Using language that sounded, at times, like a cheer rally for California’s innovative global warming law, a federal appeals court reversed a lower court’s decision that the state had violated the Constitution’s Commerce Clause.
“California should be encouraged to continue and to expand its efforts to find a workable solution to lower carbon emissions, or to slow their rise,” Judge Ronald M. Gould wrote (pdf) for the 2-1 majority of the U.S. Court of Appeals for the Ninth District. “If no such solution is found, California residents and people worldwide will suffer great harm.”

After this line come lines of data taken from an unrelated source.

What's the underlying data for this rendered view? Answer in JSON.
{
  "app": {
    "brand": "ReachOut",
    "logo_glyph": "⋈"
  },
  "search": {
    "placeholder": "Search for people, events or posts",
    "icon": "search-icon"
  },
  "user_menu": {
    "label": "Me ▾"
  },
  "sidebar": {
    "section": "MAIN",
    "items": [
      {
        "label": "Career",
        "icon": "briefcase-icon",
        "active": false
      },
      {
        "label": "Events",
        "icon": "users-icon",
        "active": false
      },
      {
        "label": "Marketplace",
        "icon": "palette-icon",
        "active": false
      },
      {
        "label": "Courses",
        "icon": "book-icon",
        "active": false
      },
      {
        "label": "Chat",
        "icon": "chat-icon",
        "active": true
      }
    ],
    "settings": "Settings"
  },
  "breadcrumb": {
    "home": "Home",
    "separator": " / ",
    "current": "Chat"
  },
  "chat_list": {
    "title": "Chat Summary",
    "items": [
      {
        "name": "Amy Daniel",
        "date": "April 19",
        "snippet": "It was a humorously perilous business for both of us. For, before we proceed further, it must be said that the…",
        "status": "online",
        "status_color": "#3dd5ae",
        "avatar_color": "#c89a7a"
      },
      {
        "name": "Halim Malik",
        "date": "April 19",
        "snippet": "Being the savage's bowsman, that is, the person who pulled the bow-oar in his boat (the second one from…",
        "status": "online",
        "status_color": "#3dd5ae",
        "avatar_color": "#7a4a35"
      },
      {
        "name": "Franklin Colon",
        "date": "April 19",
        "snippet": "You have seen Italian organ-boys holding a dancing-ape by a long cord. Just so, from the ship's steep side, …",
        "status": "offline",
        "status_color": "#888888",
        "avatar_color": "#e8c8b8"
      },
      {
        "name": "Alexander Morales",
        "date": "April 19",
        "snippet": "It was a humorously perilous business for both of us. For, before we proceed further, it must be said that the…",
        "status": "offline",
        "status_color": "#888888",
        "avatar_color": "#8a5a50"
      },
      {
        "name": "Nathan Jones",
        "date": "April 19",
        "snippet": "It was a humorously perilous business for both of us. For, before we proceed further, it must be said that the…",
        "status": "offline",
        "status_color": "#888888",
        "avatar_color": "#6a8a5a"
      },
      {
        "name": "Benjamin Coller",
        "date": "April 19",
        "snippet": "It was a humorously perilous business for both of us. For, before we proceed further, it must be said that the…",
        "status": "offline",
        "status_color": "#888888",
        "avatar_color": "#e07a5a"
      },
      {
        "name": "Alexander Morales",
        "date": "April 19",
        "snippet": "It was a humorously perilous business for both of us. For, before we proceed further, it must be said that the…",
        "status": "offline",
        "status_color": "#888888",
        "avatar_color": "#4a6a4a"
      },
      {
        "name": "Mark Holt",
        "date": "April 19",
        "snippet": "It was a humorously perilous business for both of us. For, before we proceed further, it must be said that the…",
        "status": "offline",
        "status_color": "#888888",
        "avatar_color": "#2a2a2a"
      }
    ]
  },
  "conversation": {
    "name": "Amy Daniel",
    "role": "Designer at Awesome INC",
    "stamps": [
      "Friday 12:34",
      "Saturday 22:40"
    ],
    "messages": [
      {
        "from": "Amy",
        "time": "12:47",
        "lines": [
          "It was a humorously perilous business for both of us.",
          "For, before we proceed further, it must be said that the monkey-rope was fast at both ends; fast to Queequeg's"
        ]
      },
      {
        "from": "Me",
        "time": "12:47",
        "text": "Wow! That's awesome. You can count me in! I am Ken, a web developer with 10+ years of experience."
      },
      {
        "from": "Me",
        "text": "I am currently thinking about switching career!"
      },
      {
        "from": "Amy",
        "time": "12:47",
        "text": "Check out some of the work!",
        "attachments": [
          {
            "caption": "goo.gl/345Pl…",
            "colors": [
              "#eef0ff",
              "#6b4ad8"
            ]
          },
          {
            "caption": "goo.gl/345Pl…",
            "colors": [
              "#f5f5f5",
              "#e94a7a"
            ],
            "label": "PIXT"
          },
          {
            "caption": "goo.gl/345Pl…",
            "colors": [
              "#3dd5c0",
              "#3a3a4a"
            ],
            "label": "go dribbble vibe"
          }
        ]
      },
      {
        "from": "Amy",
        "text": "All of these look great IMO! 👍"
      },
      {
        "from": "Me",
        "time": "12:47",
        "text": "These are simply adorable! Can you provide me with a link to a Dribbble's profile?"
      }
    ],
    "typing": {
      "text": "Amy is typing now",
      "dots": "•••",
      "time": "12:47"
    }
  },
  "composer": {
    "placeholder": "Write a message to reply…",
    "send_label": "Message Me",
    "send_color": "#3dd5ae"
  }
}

At issue was a key component of AB 32, the California “Global Warming Solutions Act” of 2006, passed when Arnold Schwarzenegger was governor. It established the first comprehensive program of regulatory and market mechanisms in the world to achieve real, quantifiable, cost-effective reductions in greenhouse gases (GHG). The goal is to cut those emissions to 1990 levels by 2020.
The state’s plan is to have cuts in carbon emissions account for one-tenth of that reduction. To do that, it created a capped trading system that values a product’s carbon intensity (including demerits for burning gasoline to drive it cross-country) and makes a company pay for credits if it exceeds the cap.
The “Low Carbon Fuel Standard” (LCFS) uses the carbon intensity score to rate the impact of transportation and other elements on the production of energy. A primary aim of the fuel standard is to push the oil industry to invest in new technology and cleaner fuels.
Out-of-state companies cried foul and claimed they were being blatantly discriminated against just because they weren’t from around these parts. Ethanol producers using corn from Iowa complained when their product was valued higher than ethanol from local sources—and they had to pay for it—although both products cost the same on the open market.
The U.S. District Court judge agreed with the American Trucking Association, the Center for North American Energy Security and the Consumer Energy Alliance, but the appellate court said the case was more nuanced than that. The court ruled that California was trying to legitimately strike a balance between a known environmental harm and the costs of mitigating it. It instructed the lower court to apply that test, generally regarded as easier for states to pass, and then gave them big hints which way they wanted the district court judge to go.
“We will not at the outset block California from developing this innovative, nondiscriminatory regulation to impede global warming,” Gould wrote.
By “we,” Gould meant his court, not the judiciary in general. The lower-court judge could think otherwise. The full nine-judge appeals court might accept an appeal of the three-judge panel, although that is considered unlikely. There is also the possibility that the U.S. Supreme Court could accept an appeal. The conservative court is attentive to business interests and not averse to taking an expansive view of the Commerce Clause.